One of the things I like about bouldering is that it’s great when all you want to do is pootle. That’s all I wanted to do last weekend at The Roaches. I had a creeping cold that was developing a cough. The gritstone was green, wet and strong, blustery winds made sitting belaying at the top of a crag look a bit unappealing. So I spent my time wandering around the boulders, doing low-grade routes that looked interesting and weren’t so slimy and wet that my feet would skate off them. Moving at a gentle pace and just focusing on how to move on the rock really cleared my head and relaxed me.
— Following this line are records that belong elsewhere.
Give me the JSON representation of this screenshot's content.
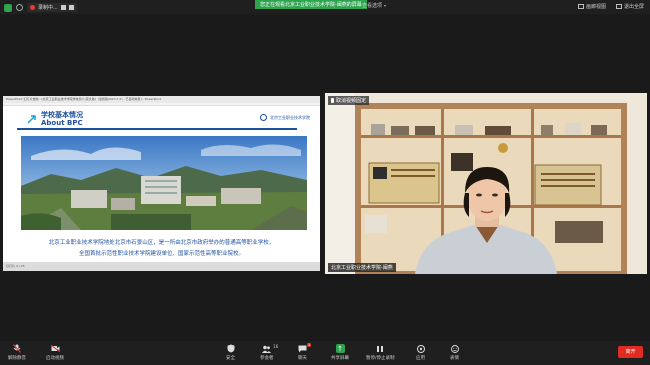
{
  "topbar": {
    "recording_label": "录制中...",
    "banner_text": "您正在观看北京工业职业技术学院-闽燕的屏幕",
    "view_options": "查看选项",
    "gallery_view": "画廊视图",
    "exit_fullscreen": "退出全屏"
  },
  "share": {
    "window_title": "PowerPoint 幻灯片放映 - [北京工业职业技术学院学校简介(英文版)（最终版2023.7.2) - 已自动恢复] - PowerPoint",
    "slide_title_cn": "学校基本情况",
    "slide_title_en": "About BPC",
    "logo_text": "北京工业职业技术学院",
    "caption_line1": "北京工业职业技术学院地处北京市石景山区，是一所由北京市政府举办的普通高等职业学校，",
    "caption_line2": "全国首批示范性职业技术学院建设单位、国家示范性高等职业院校。",
    "status_text": "幻灯片 4 / 25"
  },
  "video": {
    "unmute_label": "取消视频固定",
    "participant_name": "北京工业职业技术学院-闽燕"
  },
  "toolbar": {
    "mute": "解除静音",
    "start_video": "启动视频",
    "security": "安全",
    "participants": "参会者",
    "participants_count": "16",
    "chat": "聊天",
    "chat_badge": "1",
    "share_screen": "共享屏幕",
    "record": "暂停/停止录制",
    "reactions": "表情",
    "apps": "应用",
    "leave": "离开"
  },
  "colors": {
    "accent_green": "#2ea44f",
    "leave_red": "#e02b20",
    "slide_blue": "#1c4f9e"
  }
}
To make the weekend even better, I got to see the inside of the Don Whillans Memorial Hut. I’ve been past that iconic oddity tucked into the rocks at the bottom of The Roaches so many times and wondered what it looks like inside. With some friends staying there, I got to see and it is an amazing building (particularly the kitchen).
In the end, the tiredness caused by my cold and the limited number of boulders sheltered enough that the crash pads wouldn’t blow away brought an end to my climbing on Sunday. I didn’t mind. I finished my lovely pootle by ambling off to the nearby tearooms.
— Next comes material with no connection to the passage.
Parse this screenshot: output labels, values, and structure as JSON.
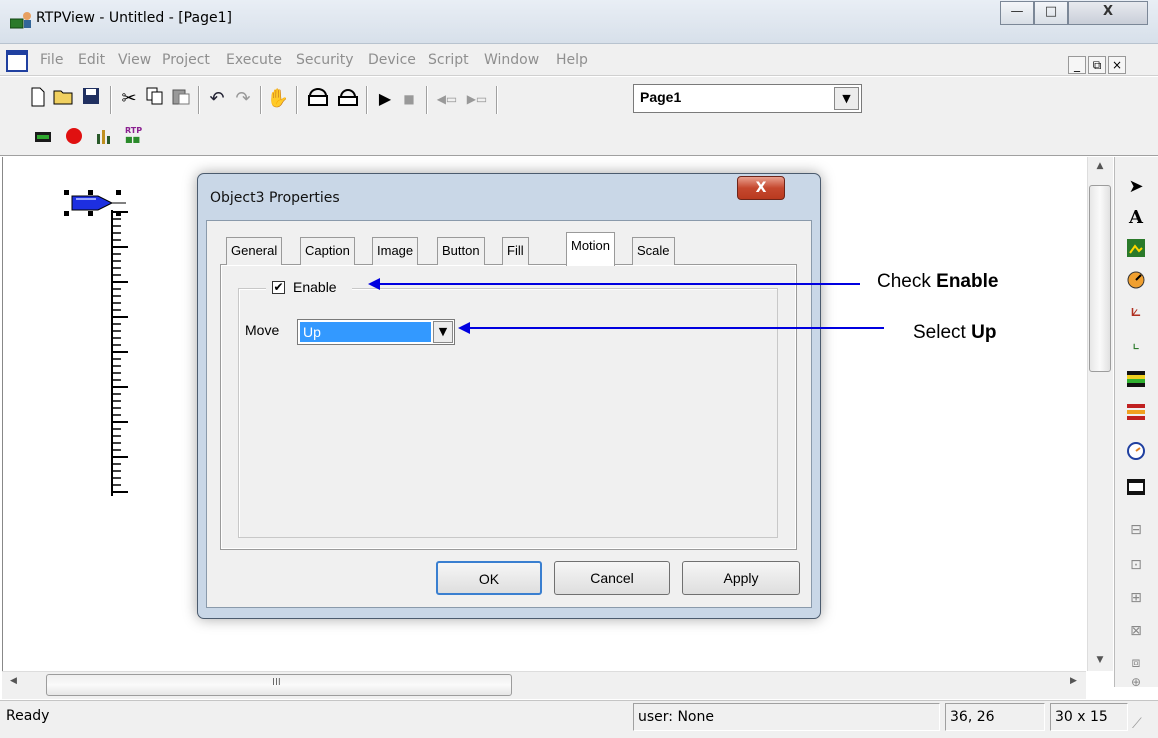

Somehow I’d never seen the rolling hills of the Peak District turn purple before this week. I’ve walked and climbed in the Peaks numerous times, but somehow my timing meant that I had never been there when the heather was in bloom. It was a stunning sight. The smell of honey as Valerie, Leo and I walked along the edge of the Burbage valley and through fields of purple was sweet and warming. It was a great start to a couple of days of bouldering in the Peaks, but the trip didn’t go entirely to plan. Read more
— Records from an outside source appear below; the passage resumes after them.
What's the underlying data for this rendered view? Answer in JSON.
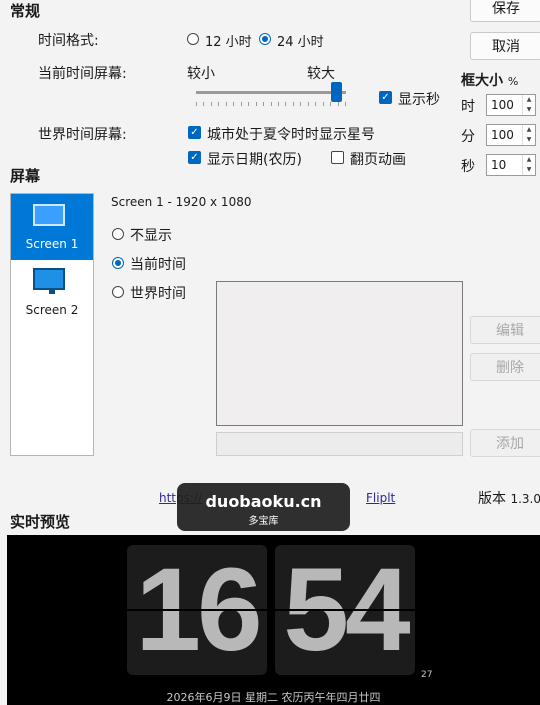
{
  "general": {
    "title": "常规",
    "time_format_label": "时间格式:",
    "opt_12": "12 小时",
    "opt_24": "24 小时",
    "current_screen_label": "当前时间屏幕:",
    "smaller": "较小",
    "larger": "较大",
    "show_seconds": "显示秒",
    "world_screen_label": "世界时间屏幕:",
    "dst_star": "城市处于夏令时时显示星号",
    "show_date": "显示日期(农历)",
    "flip_anim": "翻页动画",
    "size_slider_fraction": 0.97
  },
  "buttons": {
    "save": "保存",
    "cancel": "取消",
    "edit": "编辑",
    "delete": "删除",
    "add": "添加"
  },
  "frame": {
    "title": "框大小",
    "unit": "%",
    "hour_label": "时",
    "hour_value": "100",
    "min_label": "分",
    "min_value": "100",
    "sec_label": "秒",
    "sec_value": "10"
  },
  "screens": {
    "title": "屏幕",
    "items": [
      {
        "label": "Screen 1"
      },
      {
        "label": "Screen 2"
      }
    ],
    "selected_info": "Screen 1 - 1920 x 1080",
    "opt_none": "不显示",
    "opt_current": "当前时间",
    "opt_world": "世界时间"
  },
  "footer": {
    "link": "https://github.com/Fliplt",
    "link_prefix": "https://",
    "link_suffix": "Fliplt",
    "version_label": "版本",
    "version_value": "1.3.0"
  },
  "watermark": {
    "main": "duobaoku.cn",
    "sub": "多宝库"
  },
  "preview": {
    "title": "实时预览",
    "hour": "16",
    "minute": "54",
    "seconds": "27",
    "date_line": "2026年6月9日  星期二  农历丙午年四月廿四"
  },
  "colors": {
    "accent": "#0067c0",
    "preview_bg": "#000000",
    "flip_card": "#1c1c1c"
  }
}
Well, the clue is in the name. You can’t really start out on this climb unaware that some bit of rock is going to wobble when you hold on to it. However, some of the wobbly rocks are more obvious than others and the guidebook doesn’t mention the most important of them. Read more